I have not heard of this before. You really may want to go back down to the building department and ask them what that means. The bottom line here is that you are responsible for getting the CO and will need to make whatever repairs are necessary to get the CO. The buyer really has no input into the CO that is between you and the township. Now if for some reason you do not get the CO then of course the buyer needs to know. Again, if the town is requiring the basement to be finished in order to obtain the CO then this is what you will be required to do. If not for this buyer then for another buyer, there is no getting around that. I still would speak to the town for clarification on what they mean and what the exact requirements are.... more
It could depend on the type of financing you obtained, whether or not you did a loan modification, as well as how long you've been there and/or if you have been renting it.
More details are needed.... more
I agree with Laura's answer below. You will want to contact a rep from NJHMFA.
But as a loan officer who has originated these loans since 1997, I know NJHMFA underwriters will look at your last 3 years of tax returns. If you have deducted mortgage interest or proprty taxes, you are not considered a first time homebuyer.
I would take it one step further though and discuss other financing options with you. Currently, NJHMFA rate is 4.25%. If you were to take the 4% of the loan amount smart start grant, your interest rate will be 5% for the life of the loan! Right now if you can come up with the 3.5% down payment from your retirement funds, gift from a family member, or gift from an employer, you could qualify for a market rate of approximately 3.75%! And the seller can pay up to 6% towards your closing costs. Not sure if you qualify for the LWYW program which keeps the 4.25% rate.
Joseph S. Cordova NMLS# 146855
Lincoln Mortgage Company
8003 Lincoln Drive West, Suite F
Marlton, NJ 08053
office: (856) 810-1200 ext. 242
direct fax: (206) 333-0946
cell: (856) 304-2381... more
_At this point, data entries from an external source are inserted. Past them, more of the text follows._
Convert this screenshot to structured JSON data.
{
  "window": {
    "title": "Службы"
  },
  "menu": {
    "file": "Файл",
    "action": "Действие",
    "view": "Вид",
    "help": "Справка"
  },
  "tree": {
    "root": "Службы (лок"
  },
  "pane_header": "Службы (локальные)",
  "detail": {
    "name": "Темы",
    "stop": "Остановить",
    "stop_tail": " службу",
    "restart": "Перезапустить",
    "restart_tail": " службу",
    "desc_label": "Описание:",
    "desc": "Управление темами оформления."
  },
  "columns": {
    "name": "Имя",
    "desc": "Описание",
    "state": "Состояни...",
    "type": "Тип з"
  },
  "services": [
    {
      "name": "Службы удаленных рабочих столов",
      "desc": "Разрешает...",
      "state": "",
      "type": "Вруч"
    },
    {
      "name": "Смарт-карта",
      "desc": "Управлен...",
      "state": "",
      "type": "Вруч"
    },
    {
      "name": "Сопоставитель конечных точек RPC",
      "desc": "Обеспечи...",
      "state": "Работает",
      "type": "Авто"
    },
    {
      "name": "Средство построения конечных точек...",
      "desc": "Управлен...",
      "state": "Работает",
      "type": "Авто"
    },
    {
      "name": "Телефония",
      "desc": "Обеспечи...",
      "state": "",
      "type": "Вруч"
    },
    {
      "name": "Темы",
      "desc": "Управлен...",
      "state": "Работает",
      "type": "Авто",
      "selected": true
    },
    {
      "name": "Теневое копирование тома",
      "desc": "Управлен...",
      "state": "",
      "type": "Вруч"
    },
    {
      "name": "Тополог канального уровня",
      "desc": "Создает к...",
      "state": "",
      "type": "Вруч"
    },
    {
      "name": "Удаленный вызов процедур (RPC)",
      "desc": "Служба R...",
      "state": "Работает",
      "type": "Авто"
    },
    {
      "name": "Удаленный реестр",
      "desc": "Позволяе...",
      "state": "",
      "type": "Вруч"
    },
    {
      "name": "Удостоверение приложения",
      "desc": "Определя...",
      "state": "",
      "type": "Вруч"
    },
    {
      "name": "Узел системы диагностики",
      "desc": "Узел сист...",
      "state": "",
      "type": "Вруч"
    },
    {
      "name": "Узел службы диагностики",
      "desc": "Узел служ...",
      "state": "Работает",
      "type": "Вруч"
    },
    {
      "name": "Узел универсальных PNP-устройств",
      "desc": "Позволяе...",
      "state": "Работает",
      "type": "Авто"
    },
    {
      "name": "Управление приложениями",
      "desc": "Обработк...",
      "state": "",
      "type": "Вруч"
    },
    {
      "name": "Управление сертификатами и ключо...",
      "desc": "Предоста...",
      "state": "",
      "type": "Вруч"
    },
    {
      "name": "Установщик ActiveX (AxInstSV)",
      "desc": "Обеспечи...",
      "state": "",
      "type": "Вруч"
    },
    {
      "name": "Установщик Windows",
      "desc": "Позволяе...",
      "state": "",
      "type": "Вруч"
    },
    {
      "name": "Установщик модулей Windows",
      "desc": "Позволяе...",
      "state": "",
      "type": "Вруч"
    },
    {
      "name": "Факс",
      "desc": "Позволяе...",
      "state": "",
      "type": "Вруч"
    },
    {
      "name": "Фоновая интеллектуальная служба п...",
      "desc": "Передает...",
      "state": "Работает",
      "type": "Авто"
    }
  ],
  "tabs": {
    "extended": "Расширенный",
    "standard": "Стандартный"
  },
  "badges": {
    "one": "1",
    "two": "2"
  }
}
Some good answers here. Usually the term "lease" means one to 99 years and an agreement for less than one full year such as month-to-month is a Rental Agreement.. What is in the "lease" depends on who drafted it; lawyers representing the landlord side or the consumer side or agency, plus local and state laws. Did Gtang use the term "lease" loosely? Was it a rental agreement or a lease? Some agreements don't mention the renter or leasee allowing or being required to open their doors to prospective buyers, others do. Smart landlords do not try to disturb their income sources.... more